  • Dr. STONE features an extended sequence of this at one point. During the Treasure Island arc, most of the good guys are petrified and thrown into the ocean. Ryusui tries to restore Taiju, but realizes that the revival fluid will just dissipate uselessly in the water, so he uses the mouthpiece of his oxygen tank to create a pocket of air around Taiju's body so he can administer the fluid. After being revived, Taiju sucks a big lungful of air from the bubbles coming out of the mouthpiece, not from the mouthpiece itself, before setting to work getting Kaseki out of the seabed.

    Comic Books 
  • The Girl from the Sea: While Keltie the Selkie can't control the water itself in any of her forms, she can bestow a cloak of air bubbles that protects against drowning.
  • In the Pocket God story arc, "A Tribe Called Quest", the pygmies encounter a tribe of anthropomorphic crustaceans called Bubble Breathers. True to their name, they blow bubbles with their oxygenated saliva. The pygmies use these bubbles when their oxygen tanks go empty.
  • In the Star vs. the Forces of Evil supplementary comic "Deep Trouble," Star, Marco, Pony Head, and several others are in bubbles while in the Underwater Kingdom.

    Fan Works 
  • In Zelda and the Manacle of Cahla, while Zelda wears the Pearl Mask to traverse underwater areas, her magic owl sidekick Groo encases himself in a bubble. Which he totally knew he could do.
  • In the Pony POV Series, this is how Derpy got her cutie mark.
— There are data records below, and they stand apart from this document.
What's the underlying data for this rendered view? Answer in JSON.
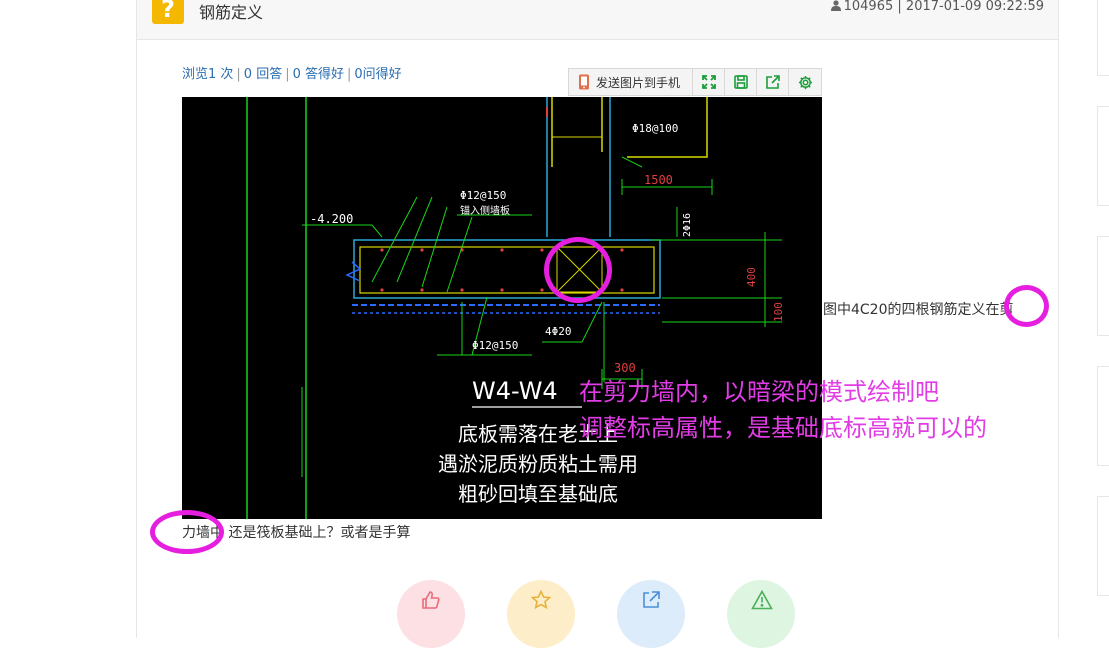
{
  "question": {
    "title": "钢筋定义",
    "user_id": "104965",
    "datetime": "2017-01-09 09:22:59"
  },
  "stats": {
    "views": "浏览1 次",
    "answers": "0 回答",
    "good_answers": "0 答得好",
    "good_questions": "0问得好"
  },
  "toolbar": {
    "send_label": "发送图片到手机"
  },
  "drawing": {
    "elev": "-4.200",
    "rebar_top": "Φ18@100",
    "dim_1500": "1500",
    "rebar_wall": "Φ12@150",
    "anchor_note": "锚入侧墙板",
    "rebar_side": "2Φ16",
    "rebar_bottom": "Φ12@150",
    "rebar_4": "4Φ20",
    "dim_300": "300",
    "dim_400": "400",
    "dim_100": "100",
    "section": "W4-W4",
    "note_1": "底板需落在老土上",
    "note_2": "遇淤泥质粉质粘土需用",
    "note_3": "粗砂回填至基础底"
  },
  "content": {
    "side_text": "图中4C20的四根钢筋定义在剪",
    "bottom_text": "力墙中 还是筏板基础上？或者是手算"
  },
  "annotation": {
    "line_1": "在剪力墙内，以暗梁的模式绘制吧",
    "line_2": "调整标高属性，是基础底标高就可以的"
  },
  "actions": [
    {
      "icon": "thumbs-up-icon",
      "color": "#fde0e3",
      "stroke": "#e96b7a"
    },
    {
      "icon": "star-icon",
      "color": "#fdeec9",
      "stroke": "#e8b23c"
    },
    {
      "icon": "share-icon",
      "color": "#dcecfb",
      "stroke": "#4d8fd6"
    },
    {
      "icon": "warning-icon",
      "color": "#def5e1",
      "stroke": "#4caf5a"
    }
  ]
}
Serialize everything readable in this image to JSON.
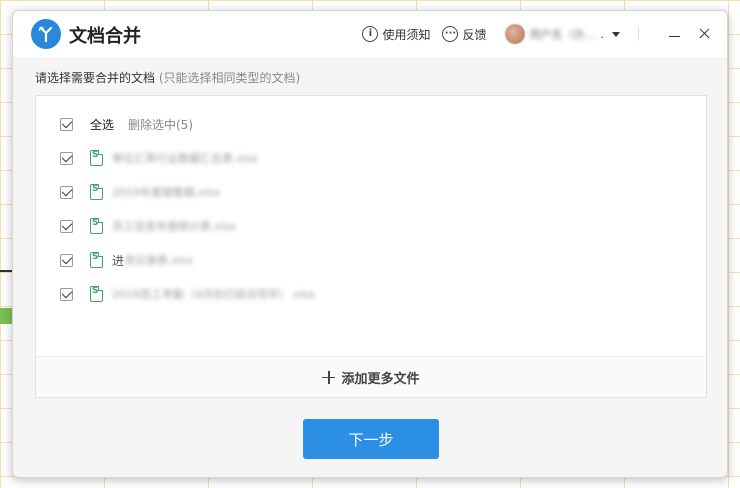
{
  "window": {
    "title": "文档合并",
    "help_label": "使用须知",
    "feedback_label": "反馈",
    "user_name": "用户名（办…",
    "user_suffix": "."
  },
  "instruction": {
    "main": "请选择需要合并的文档",
    "hint": "(只能选择相同类型的文档)"
  },
  "select_all": {
    "label": "全选",
    "delete_label": "删除选中(5)"
  },
  "files": [
    {
      "name": "单位汇率行业数据汇总表.xlsx"
    },
    {
      "name": "2019年度销售额.xlsx"
    },
    {
      "name": "员工信息年度统计表.xlsx"
    },
    {
      "name_first": "进",
      "name_rest": "货记录表.xlsx"
    },
    {
      "name": "2019员工考勤（4月份已核对完毕）.xlsx"
    }
  ],
  "add_more_label": "添加更多文件",
  "next_label": "下一步",
  "colors": {
    "accent": "#2b8fe6",
    "sheet_icon": "#3fa56a"
  }
}
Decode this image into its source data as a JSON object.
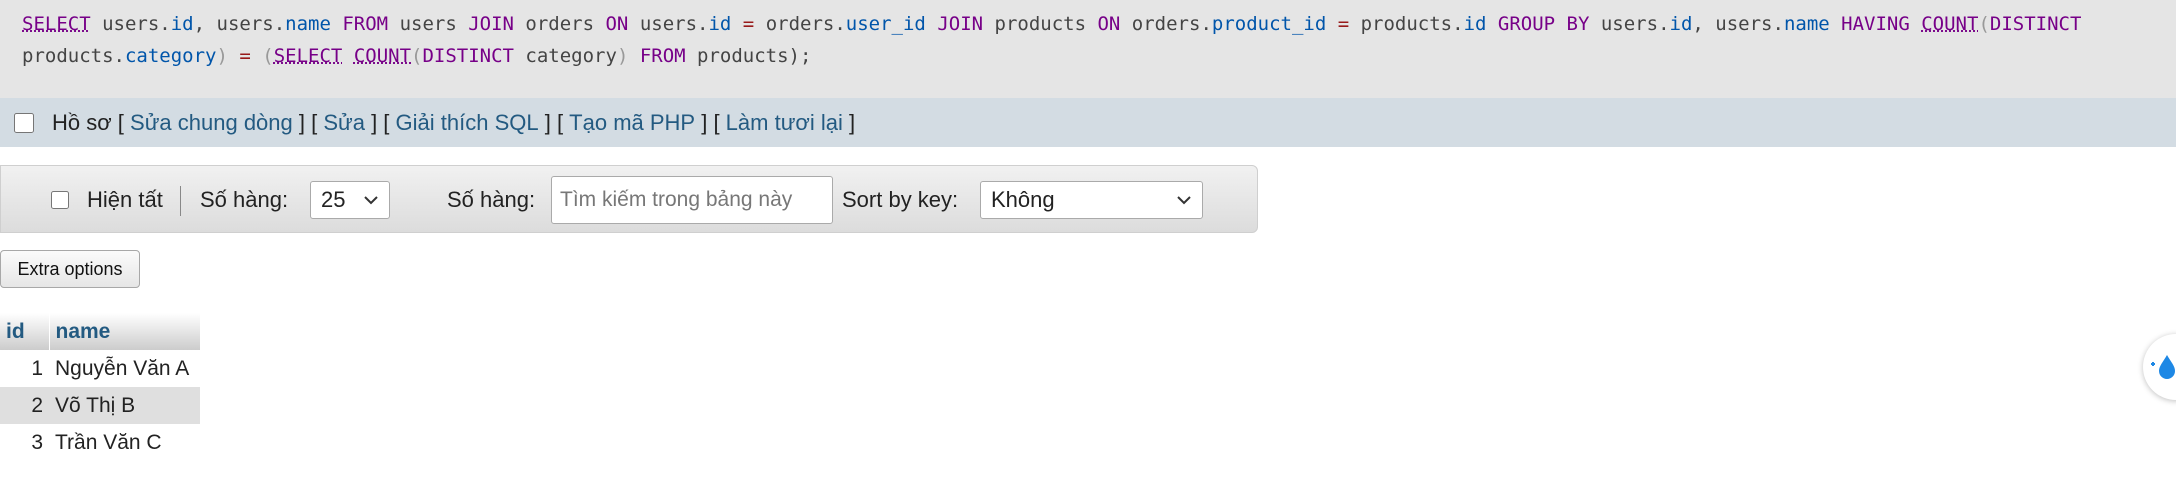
{
  "sql": {
    "line1": [
      {
        "t": "SELECT",
        "c": "fn"
      },
      {
        "t": " users",
        "c": ""
      },
      {
        "t": ".",
        "c": ""
      },
      {
        "t": "id",
        "c": "fld"
      },
      {
        "t": ", users",
        "c": ""
      },
      {
        "t": ".",
        "c": ""
      },
      {
        "t": "name",
        "c": "fld"
      },
      {
        "t": " FROM",
        "c": "kw"
      },
      {
        "t": " users ",
        "c": ""
      },
      {
        "t": "JOIN",
        "c": "kw"
      },
      {
        "t": " orders ",
        "c": ""
      },
      {
        "t": "ON",
        "c": "kw"
      },
      {
        "t": " users",
        "c": ""
      },
      {
        "t": ".",
        "c": ""
      },
      {
        "t": "id",
        "c": "fld"
      },
      {
        "t": " = ",
        "c": "op"
      },
      {
        "t": "orders",
        "c": ""
      },
      {
        "t": ".",
        "c": ""
      },
      {
        "t": "user_id",
        "c": "fld"
      },
      {
        "t": " ",
        "c": ""
      },
      {
        "t": "JOIN",
        "c": "kw"
      },
      {
        "t": " products ",
        "c": ""
      },
      {
        "t": "ON",
        "c": "kw"
      },
      {
        "t": " orders",
        "c": ""
      },
      {
        "t": ".",
        "c": ""
      },
      {
        "t": "product_id",
        "c": "fld"
      },
      {
        "t": " = ",
        "c": "op"
      },
      {
        "t": "products",
        "c": ""
      },
      {
        "t": ".",
        "c": ""
      },
      {
        "t": "id",
        "c": "fld"
      },
      {
        "t": " GROUP BY",
        "c": "kw"
      },
      {
        "t": " users",
        "c": ""
      },
      {
        "t": ".",
        "c": ""
      },
      {
        "t": "id",
        "c": "fld"
      },
      {
        "t": ", users",
        "c": ""
      },
      {
        "t": ".",
        "c": ""
      },
      {
        "t": "name",
        "c": "fld"
      },
      {
        "t": " HAVING",
        "c": "kw"
      },
      {
        "t": " ",
        "c": ""
      },
      {
        "t": "COUNT",
        "c": "fn"
      },
      {
        "t": "(",
        "c": "br"
      },
      {
        "t": "DISTINCT",
        "c": "kw"
      }
    ],
    "line2": [
      {
        "t": "products",
        "c": ""
      },
      {
        "t": ".",
        "c": ""
      },
      {
        "t": "category",
        "c": "fld"
      },
      {
        "t": ")",
        "c": "br"
      },
      {
        "t": " = ",
        "c": "op"
      },
      {
        "t": "(",
        "c": "br"
      },
      {
        "t": "SELECT",
        "c": "fn"
      },
      {
        "t": " ",
        "c": ""
      },
      {
        "t": "COUNT",
        "c": "fn"
      },
      {
        "t": "(",
        "c": "br"
      },
      {
        "t": "DISTINCT",
        "c": "kw"
      },
      {
        "t": " category",
        "c": ""
      },
      {
        "t": ")",
        "c": "br"
      },
      {
        "t": " FROM",
        "c": "kw"
      },
      {
        "t": " products",
        "c": ""
      },
      {
        "t": ");",
        "c": ""
      }
    ]
  },
  "links_bar": {
    "profile_label": "Hồ sơ",
    "links": [
      "Sửa chung dòng",
      "Sửa",
      "Giải thích SQL",
      "Tạo mã PHP",
      "Làm tươi lại"
    ]
  },
  "nav": {
    "show_all_label": "Hiện tất",
    "rows_label": "Số hàng:",
    "rows_value": "25",
    "filter_label": "Số hàng:",
    "search_placeholder": "Tìm kiếm trong bảng này",
    "sort_label": "Sort by key:",
    "sort_value": "Không"
  },
  "extra_options_label": "Extra options",
  "table": {
    "columns": [
      "id",
      "name"
    ],
    "rows": [
      {
        "id": "1",
        "name": "Nguyễn Văn A"
      },
      {
        "id": "2",
        "name": "Võ Thị B"
      },
      {
        "id": "3",
        "name": "Trần Văn C"
      }
    ]
  },
  "icons": {
    "float_widget": "translate-drop-icon",
    "select_chevron": "chevron-down-icon"
  },
  "colors": {
    "link": "#235a81",
    "links_bar_bg": "#d3dce3",
    "sql_bg": "#e5e5e5",
    "keyword": "#770088",
    "field": "#0055aa"
  }
}
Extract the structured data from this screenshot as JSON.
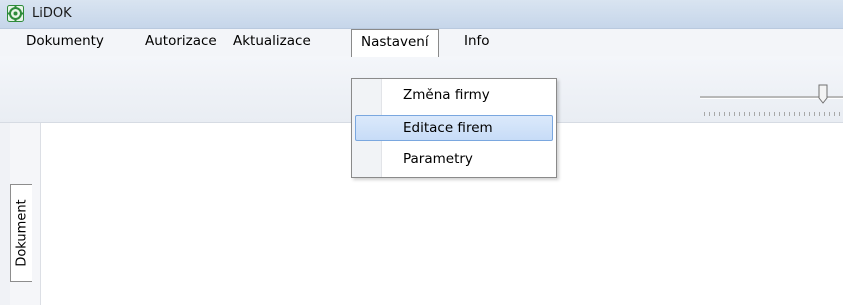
{
  "window": {
    "title": "LiDOK"
  },
  "menu": {
    "items": [
      {
        "label": "Dokumenty"
      },
      {
        "label": "Autorizace"
      },
      {
        "label": "Aktualizace"
      },
      {
        "label": "Nastavení"
      },
      {
        "label": "Info"
      }
    ],
    "open_menu": "Nastavení"
  },
  "dropdown": {
    "items": [
      {
        "label": "Změna firmy"
      },
      {
        "label": "Editace firem",
        "highlighted": true
      },
      {
        "label": "Parametry"
      }
    ]
  },
  "side_tabs": [
    {
      "label": "Dokument"
    }
  ],
  "colors": {
    "highlight": "#c7dcf7",
    "highlight_border": "#7aa7df",
    "title_bar": "#d9e4f1",
    "app_icon": "#2e8b3a"
  }
}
As a filly, her mother tried to kill her by having her fly over a river while wearing a heavy "good luck necklace". She fell in, but used bubbles caught in her wing feathers to breathe until she could get to the surface. Her own interpretation of her cutie mark is that her bubbles represent how she does her best to never give up.

    Film - Live-Action 
  • Sonic the Hedgehog 2 (2022): In a nod to the games, Sonic sucks in an air bubble when underwater trying to free the trapped Knuckles.


    Tabletop Games 
  • In Dungeons & Dragons, the Elemental Plane of Water contains enormous air bubbles that non-aquatic residents occupy - since the plane lacks gravity, the bubbles don't move much. The air comes from the Elemental Plane of Air, since the planes occasionally interact.

    Theme Parks 

    Western Animation 
  • In the Adventures of Sonic the Hedgehog episode, "Robotnik Jr.", the titular robot traps Sonic in a sewer. In a nod to the underwater levels of the video games, Sonic breathes in air bubbles to avoid drowning. In this particular case, the bubbles even allow him to talk underwater.
  • In Avatar: The Last Airbender, Team Avatar and their allies sneak up on the Fire Nation with a submarine approach. But Appa can't fit in a sub, so Katara creates a bubble around his head to trap some air.
  • Big Blue: Human characters in the show's setting wear bubbles instead of diving helmets.

    Real Life 
  • Some types of diving beetle (and one diving spider) trap a thin layer of air against their bodies and use these to breathe. The spider even makes an underwater web to trap air in, allowing it to live most of its life underwater.
  • Subverted by fish tank bubblers. They do indeed help to keep the water more oxygenated, but they do so by encouraging the surface water to move around more, rather than the bubbles themselves adding oxygen.

Alternative Title(s): Underwater Air Bubbles